"First ofall," Baker explained, "the quake shut off the main source of turbidwater, which came out of Cabin Creek and Beaver Creek, above the new QuakeLake. In normal years the Madison did not clear up until about July I. Notuntil then was it any good for fly-fishing. Now it will be clear between June 1and June 15. In past years a heavy rainstorm would make it muddy for two orthree days, but this is no longer true. The resultant increased lightpenetration has produced more moss, which results in more food for the fish.The fish are growing much faster than previously, particularly the fish we haveplanted.
"The river isat a lower temperature, too. Quake Lake has not exceeded 56° as against aprobable 60° for that section of the river in previous years. The Madison insome parts has gone to 76° and better at times, but we have not yet found itabove 70°, in spite of this summer's drought. [The temperatures apply to thearea near Ennis. The river gets warmer farther downstream.]

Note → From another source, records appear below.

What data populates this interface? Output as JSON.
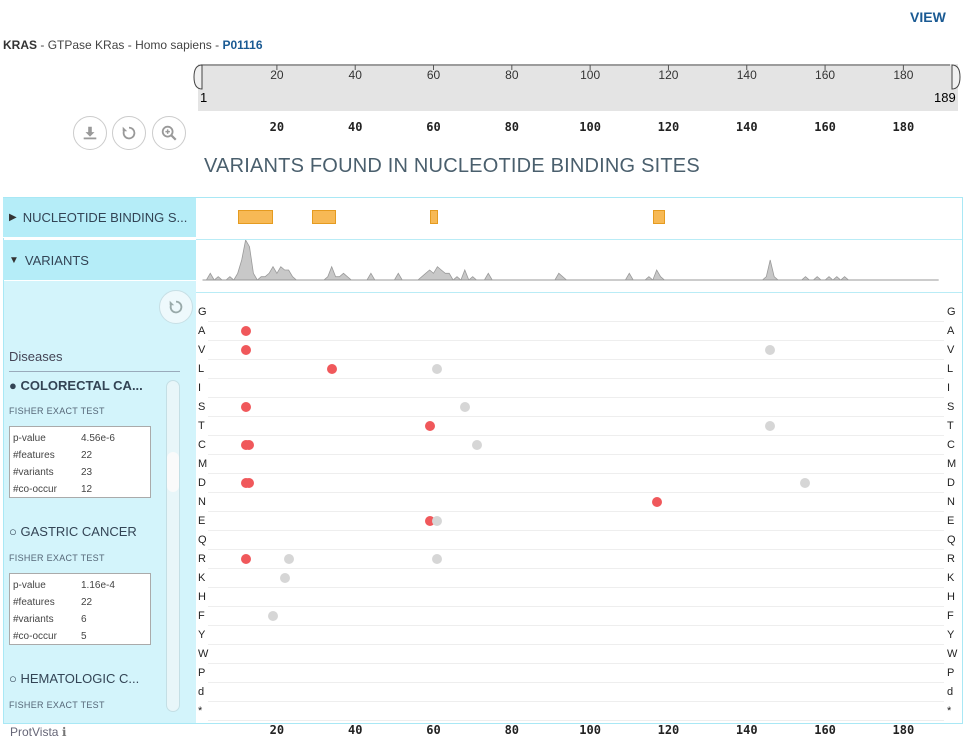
{
  "header": {
    "view_label": "VIEW",
    "gene": "KRAS",
    "sep1": " - ",
    "protein": "GTPase KRas",
    "sep2": " - ",
    "organism": "Homo sapiens",
    "sep3": " - ",
    "accession": "P01116"
  },
  "navigation": {
    "start": "1",
    "end": "189",
    "ticks": [
      "20",
      "40",
      "60",
      "80",
      "100",
      "120",
      "140",
      "160",
      "180"
    ]
  },
  "toolbar": {
    "download_icon": "download-icon",
    "reset_icon": "reset-icon",
    "zoom_icon": "zoom-in-icon"
  },
  "title": "VARIANTS FOUND IN NUCLEOTIDE BINDING SITES",
  "categories": {
    "nucleotide_binding": "NUCLEOTIDE BINDING S...",
    "variants": "VARIANTS"
  },
  "nucleotide_binding_regions": [
    [
      10,
      19
    ],
    [
      29,
      35
    ],
    [
      59,
      60
    ],
    [
      116,
      119
    ]
  ],
  "diseases": {
    "title": "Diseases",
    "items": [
      {
        "marker": "●",
        "name": "COLORECTAL CA...",
        "test": "FISHER EXACT TEST",
        "stats": [
          {
            "key": "p-value",
            "value": "4.56e-6"
          },
          {
            "key": "#features",
            "value": "22"
          },
          {
            "key": "#variants",
            "value": "23"
          },
          {
            "key": "#co-occur",
            "value": "12"
          }
        ]
      },
      {
        "marker": "○",
        "name": "GASTRIC CANCER",
        "test": "FISHER EXACT TEST",
        "stats": [
          {
            "key": "p-value",
            "value": "1.16e-4"
          },
          {
            "key": "#features",
            "value": "22"
          },
          {
            "key": "#variants",
            "value": "6"
          },
          {
            "key": "#co-occur",
            "value": "5"
          }
        ]
      },
      {
        "marker": "○",
        "name": "HEMATOLOGIC C...",
        "test": "FISHER EXACT TEST"
      }
    ]
  },
  "amino_acids": [
    "G",
    "A",
    "V",
    "L",
    "I",
    "S",
    "T",
    "C",
    "M",
    "D",
    "N",
    "E",
    "Q",
    "R",
    "K",
    "H",
    "F",
    "Y",
    "W",
    "P",
    "d",
    "*"
  ],
  "variant_points": [
    {
      "pos": 12,
      "aa": "A",
      "status": "disease"
    },
    {
      "pos": 12,
      "aa": "V",
      "status": "disease"
    },
    {
      "pos": 146,
      "aa": "V",
      "status": "other"
    },
    {
      "pos": 34,
      "aa": "L",
      "status": "disease"
    },
    {
      "pos": 61,
      "aa": "L",
      "status": "other"
    },
    {
      "pos": 12,
      "aa": "S",
      "status": "disease"
    },
    {
      "pos": 68,
      "aa": "S",
      "status": "other"
    },
    {
      "pos": 59,
      "aa": "T",
      "status": "disease"
    },
    {
      "pos": 146,
      "aa": "T",
      "status": "other"
    },
    {
      "pos": 12,
      "aa": "C",
      "status": "disease"
    },
    {
      "pos": 13,
      "aa": "C",
      "status": "disease"
    },
    {
      "pos": 71,
      "aa": "C",
      "status": "other"
    },
    {
      "pos": 12,
      "aa": "D",
      "status": "disease"
    },
    {
      "pos": 13,
      "aa": "D",
      "status": "disease"
    },
    {
      "pos": 155,
      "aa": "D",
      "status": "other"
    },
    {
      "pos": 117,
      "aa": "N",
      "status": "disease"
    },
    {
      "pos": 59,
      "aa": "E",
      "status": "disease"
    },
    {
      "pos": 61,
      "aa": "E",
      "status": "other"
    },
    {
      "pos": 12,
      "aa": "R",
      "status": "disease"
    },
    {
      "pos": 23,
      "aa": "R",
      "status": "other"
    },
    {
      "pos": 61,
      "aa": "R",
      "status": "other"
    },
    {
      "pos": 22,
      "aa": "K",
      "status": "other"
    },
    {
      "pos": 19,
      "aa": "F",
      "status": "other"
    }
  ],
  "variant_counts": [
    [
      2,
      0
    ],
    [
      3,
      2
    ],
    [
      5,
      1
    ],
    [
      8,
      1
    ],
    [
      10,
      2
    ],
    [
      11,
      6
    ],
    [
      12,
      12
    ],
    [
      13,
      10
    ],
    [
      14,
      2
    ],
    [
      16,
      1
    ],
    [
      17,
      1
    ],
    [
      18,
      2
    ],
    [
      19,
      4
    ],
    [
      20,
      2
    ],
    [
      21,
      4
    ],
    [
      22,
      3
    ],
    [
      23,
      3
    ],
    [
      24,
      1
    ],
    [
      33,
      1
    ],
    [
      34,
      4
    ],
    [
      35,
      1
    ],
    [
      36,
      1
    ],
    [
      37,
      2
    ],
    [
      38,
      1
    ],
    [
      44,
      2
    ],
    [
      51,
      2
    ],
    [
      57,
      1
    ],
    [
      58,
      2
    ],
    [
      59,
      3
    ],
    [
      60,
      2
    ],
    [
      61,
      4
    ],
    [
      62,
      3
    ],
    [
      63,
      2
    ],
    [
      64,
      2
    ],
    [
      66,
      1
    ],
    [
      68,
      3
    ],
    [
      70,
      1
    ],
    [
      74,
      2
    ],
    [
      92,
      2
    ],
    [
      93,
      1
    ],
    [
      110,
      2
    ],
    [
      115,
      1
    ],
    [
      117,
      3
    ],
    [
      118,
      1
    ],
    [
      145,
      1
    ],
    [
      146,
      6
    ],
    [
      147,
      1
    ],
    [
      155,
      1
    ],
    [
      158,
      1
    ],
    [
      161,
      1
    ],
    [
      163,
      1
    ],
    [
      165,
      1
    ]
  ],
  "colors": {
    "disease": "#f0585b",
    "other": "#d6d6d6",
    "binding_site": "#f7b955",
    "category_bg": "#b5edf8",
    "panel_bg": "#d3f4fb",
    "accent": "#1a5a93"
  },
  "footer": {
    "brand": "ProtVista",
    "info_icon": "info-icon"
  }
}
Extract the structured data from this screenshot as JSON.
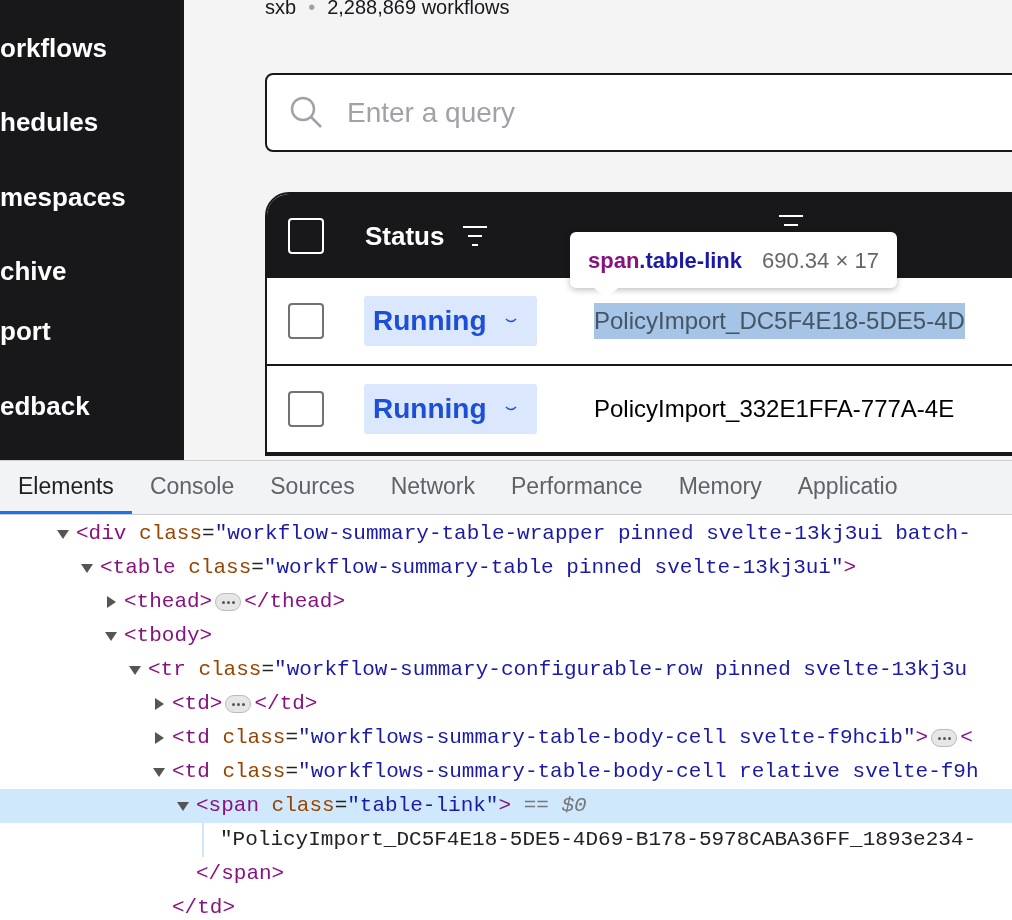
{
  "sidebar": {
    "items": [
      {
        "label": "orkflows"
      },
      {
        "label": "hedules"
      },
      {
        "label": "mespaces"
      },
      {
        "label": "chive"
      },
      {
        "label": "port"
      },
      {
        "label": "edback"
      }
    ]
  },
  "header": {
    "namespace": "sxb",
    "separator": "•",
    "count": "2,288,869 workflows"
  },
  "search": {
    "placeholder": "Enter a query"
  },
  "table": {
    "header": {
      "checked": false,
      "columns": [
        {
          "label": "Status",
          "filter": true
        },
        {
          "filter": true
        }
      ]
    },
    "rows": [
      {
        "checked": false,
        "status": "Running",
        "workflow_id": "PolicyImport_DC5F4E18-5DE5-4D",
        "inspected": true
      },
      {
        "checked": false,
        "status": "Running",
        "workflow_id": "PolicyImport_332E1FFA-777A-4E",
        "inspected": false
      }
    ]
  },
  "inspect_tooltip": {
    "tag": "span",
    "selector": ".table-link",
    "size": "690.34 × 17"
  },
  "devtools": {
    "tabs": [
      {
        "label": "Elements",
        "selected": true
      },
      {
        "label": "Console",
        "selected": false
      },
      {
        "label": "Sources",
        "selected": false
      },
      {
        "label": "Network",
        "selected": false
      },
      {
        "label": "Performance",
        "selected": false
      },
      {
        "label": "Memory",
        "selected": false
      },
      {
        "label": "Applicatio",
        "selected": false
      }
    ],
    "tree": [
      {
        "expanded": true,
        "selected": false,
        "tokens": [
          {
            "kind": "tag",
            "text": "<div"
          },
          {
            "kind": "attr",
            "text": " class"
          },
          {
            "kind": "punct",
            "text": "="
          },
          {
            "kind": "value",
            "text": "\"workflow-summary-table-wrapper pinned svelte-13kj3ui batch-"
          }
        ],
        "children": [
          {
            "expanded": true,
            "selected": false,
            "tokens": [
              {
                "kind": "tag",
                "text": "<table"
              },
              {
                "kind": "attr",
                "text": " class"
              },
              {
                "kind": "punct",
                "text": "="
              },
              {
                "kind": "value",
                "text": "\"workflow-summary-table pinned svelte-13kj3ui\""
              },
              {
                "kind": "tag",
                "text": ">"
              }
            ],
            "children": [
              {
                "expanded": false,
                "selected": false,
                "tokens": [
                  {
                    "kind": "tag",
                    "text": "<thead>"
                  },
                  {
                    "kind": "ellipsis"
                  },
                  {
                    "kind": "tag",
                    "text": "</thead>"
                  }
                ]
              },
              {
                "expanded": true,
                "selected": false,
                "tokens": [
                  {
                    "kind": "tag",
                    "text": "<tbody>"
                  }
                ],
                "children": [
                  {
                    "expanded": true,
                    "selected": false,
                    "tokens": [
                      {
                        "kind": "tag",
                        "text": "<tr"
                      },
                      {
                        "kind": "attr",
                        "text": " class"
                      },
                      {
                        "kind": "punct",
                        "text": "="
                      },
                      {
                        "kind": "value",
                        "text": "\"workflow-summary-configurable-row pinned svelte-13kj3u"
                      }
                    ],
                    "children": [
                      {
                        "expanded": false,
                        "selected": false,
                        "tokens": [
                          {
                            "kind": "tag",
                            "text": "<td>"
                          },
                          {
                            "kind": "ellipsis"
                          },
                          {
                            "kind": "tag",
                            "text": "</td>"
                          }
                        ]
                      },
                      {
                        "expanded": false,
                        "selected": false,
                        "tokens": [
                          {
                            "kind": "tag",
                            "text": "<td"
                          },
                          {
                            "kind": "attr",
                            "text": " class"
                          },
                          {
                            "kind": "punct",
                            "text": "="
                          },
                          {
                            "kind": "value",
                            "text": "\"workflows-summary-table-body-cell svelte-f9hcib\""
                          },
                          {
                            "kind": "tag",
                            "text": ">"
                          },
                          {
                            "kind": "ellipsis"
                          },
                          {
                            "kind": "tag",
                            "text": "<"
                          }
                        ]
                      },
                      {
                        "expanded": true,
                        "selected": false,
                        "tokens": [
                          {
                            "kind": "tag",
                            "text": "<td"
                          },
                          {
                            "kind": "attr",
                            "text": " class"
                          },
                          {
                            "kind": "punct",
                            "text": "="
                          },
                          {
                            "kind": "value",
                            "text": "\"workflows-summary-table-body-cell relative svelte-f9h"
                          }
                        ],
                        "children": [
                          {
                            "expanded": true,
                            "selected": true,
                            "tokens": [
                              {
                                "kind": "tag",
                                "text": "<span"
                              },
                              {
                                "kind": "attr",
                                "text": " class"
                              },
                              {
                                "kind": "punct",
                                "text": "="
                              },
                              {
                                "kind": "value",
                                "text": "\"table-link\""
                              },
                              {
                                "kind": "tag",
                                "text": ">"
                              },
                              {
                                "kind": "note",
                                "text": " == "
                              },
                              {
                                "kind": "note_italic",
                                "text": "$0"
                              }
                            ],
                            "children": [
                              {
                                "selected": false,
                                "tokens": [
                                  {
                                    "kind": "text",
                                    "text": "\"PolicyImport_DC5F4E18-5DE5-4D69-B178-5978CABA36FF_1893e234-"
                                  }
                                ]
                              }
                            ],
                            "close": [
                              {
                                "kind": "tag",
                                "text": "</span>"
                              }
                            ]
                          }
                        ],
                        "close": [
                          {
                            "kind": "tag",
                            "text": "</td>"
                          }
                        ]
                      }
                    ]
                  }
                ]
              }
            ]
          }
        ]
      }
    ]
  }
}
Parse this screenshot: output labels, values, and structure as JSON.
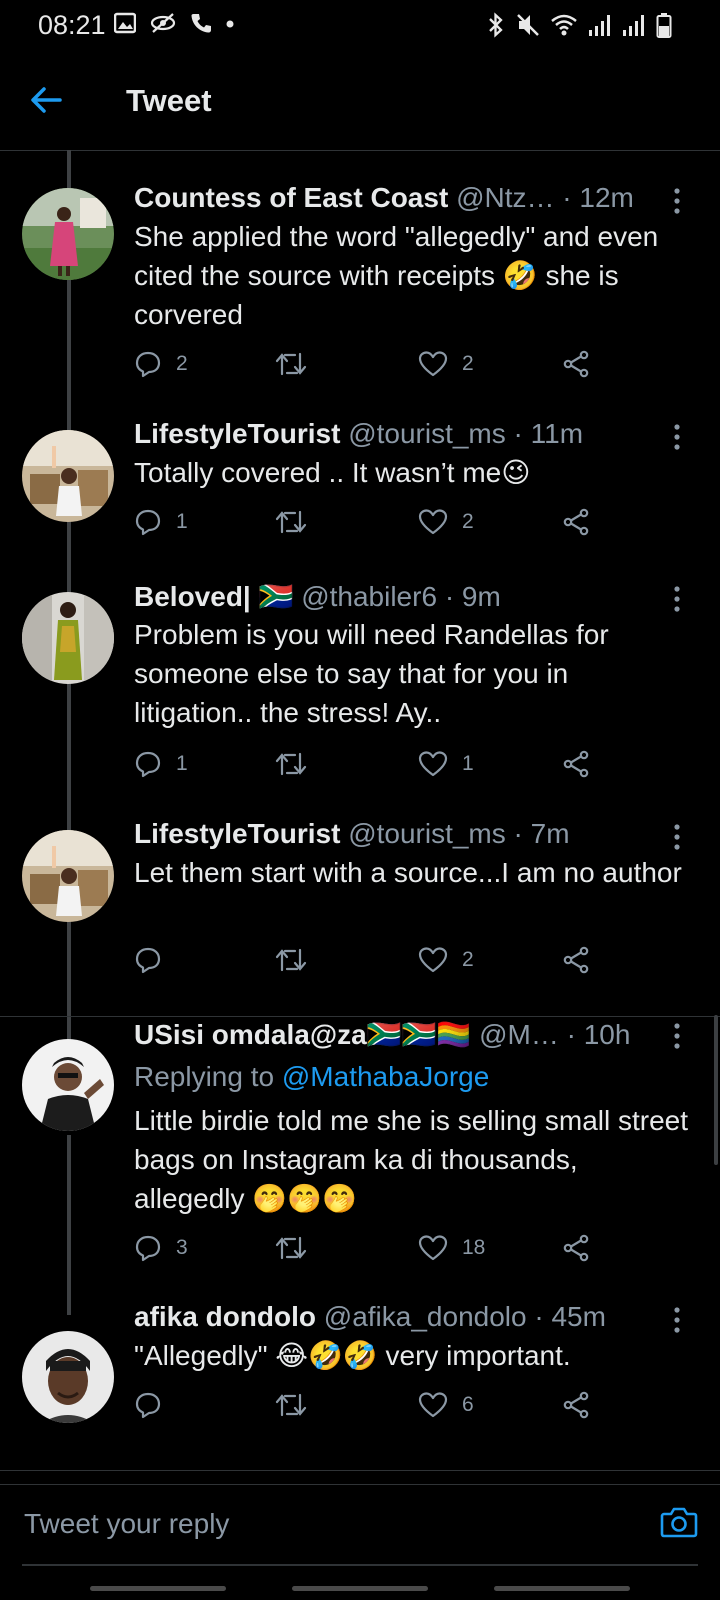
{
  "status_bar": {
    "time": "08:21",
    "left_icons": [
      "image-icon",
      "eye-off-icon",
      "phone-icon",
      "dot-icon"
    ],
    "right_icons": [
      "bluetooth-icon",
      "mute-icon",
      "wifi-icon",
      "signal-icon",
      "signal-icon",
      "battery-icon"
    ]
  },
  "header": {
    "title": "Tweet",
    "back_icon": "arrow-left-icon"
  },
  "colors": {
    "accent": "#1d9bf0",
    "background": "#000000",
    "secondary_text": "#8b98a5",
    "divider": "#2f3336"
  },
  "tweets": [
    {
      "name": "Countess of East Coast",
      "handle": "@Ntz…",
      "time": "· 12m",
      "text": "She applied the word \"allegedly\" and even cited the source with receipts 🤣 she is corvered",
      "replies": "2",
      "retweets": "",
      "likes": "2"
    },
    {
      "name": "LifestyleTourist",
      "handle": "@tourist_ms",
      "time": "· 11m",
      "text": "Totally covered .. It wasn’t me😉",
      "replies": "1",
      "retweets": "",
      "likes": "2"
    },
    {
      "name": "Beloved| 🇿🇦",
      "handle": "@thabiler6",
      "time": "· 9m",
      "text": "Problem is you will need Randellas for someone else to say that for you in litigation.. the stress! Ay..",
      "replies": "1",
      "retweets": "",
      "likes": "1"
    },
    {
      "name": "LifestyleTourist",
      "handle": "@tourist_ms",
      "time": "· 7m",
      "text": "Let them start with a source...I am no author",
      "replies": "",
      "retweets": "",
      "likes": "2"
    },
    {
      "name": "USisi omdala@za🇿🇦🇿🇦🏳️‍🌈",
      "handle": "@M…",
      "time": "· 10h",
      "replying_prefix": "Replying to",
      "replying_to": "@MathabaJorge",
      "text": "Little birdie told me she is selling small street bags on Instagram ka di thousands, allegedly 🤭🤭🤭",
      "replies": "3",
      "retweets": "",
      "likes": "18"
    },
    {
      "name": "afika dondolo",
      "handle": "@afika_dondolo",
      "time": "· 45m",
      "text": "\"Allegedly\" 😂🤣🤣 very important.",
      "replies": "",
      "retweets": "",
      "likes": "6"
    }
  ],
  "reply_bar": {
    "placeholder": "Tweet your reply",
    "camera_icon": "camera-icon"
  }
}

"To guess atthe cause of this cooler water, I would say that the water at Quake Lake, whichgoes down to 180 feet at its deepest, may be flowing out more from the bottomthan from the top."
Baker believesthe silting did no permanent damage, though it did destroy many small fish. Bigtrout withstood the abrasive action of the silt on their gills. Fish in the eggstage were buried and so protected against the silt. That, in Baker's opinion,explains why so many fish taken last summer were either very big or very small.Now the balance is about back to normal.
Baker has beenplanting only rainbows and grayling, since the wily, suspicious browns of theMadison are holding their own. They also are running slightly bigger than therainbows.
"If a streamcensus shows 75% browns and 25% rainbows," Baker says, "then a creelcensus will show just the opposite. One probable reason is that fishermenunconsciously select lures that will attract rainbows bright stuff. What getsthe browns are dark flies like the Wulffs, whereas the gray squirrel tails,which are very popular, will take almost nothing but rainbows."
For this reasonBaker has been planting 1,000 rainbows per mile of stream over the 60-milestretch covered by his hatchery. He has also put 25,000 grayling into EnnisLake, from which they move 20 miles upstream to spawn.
Baker's opinionof the Madison is as ecstatic as that of most who have fished it.
"For a streamas accessible as the Madison," he says, "I don't think there isanything like it in the world for season-long fishing."
Any rumors thatthe Madison has declined are clearly false, as false as one strange tale thatcropped up this spring. Suddenly Whit Lake began to produce a preponderance ofalbino rainbows. Hundreds of these pallid fish were caught, and the word wentout that, just as human hair is supposed to turn white from fright, so thesefish had been scared out of their natural coloring by the quake.
It's a shame tospoil the yarn. The albinos were hatchery culls planted in the lake to see howthey would make out. They are doing very well, thank you, and so is themarvelous Madison.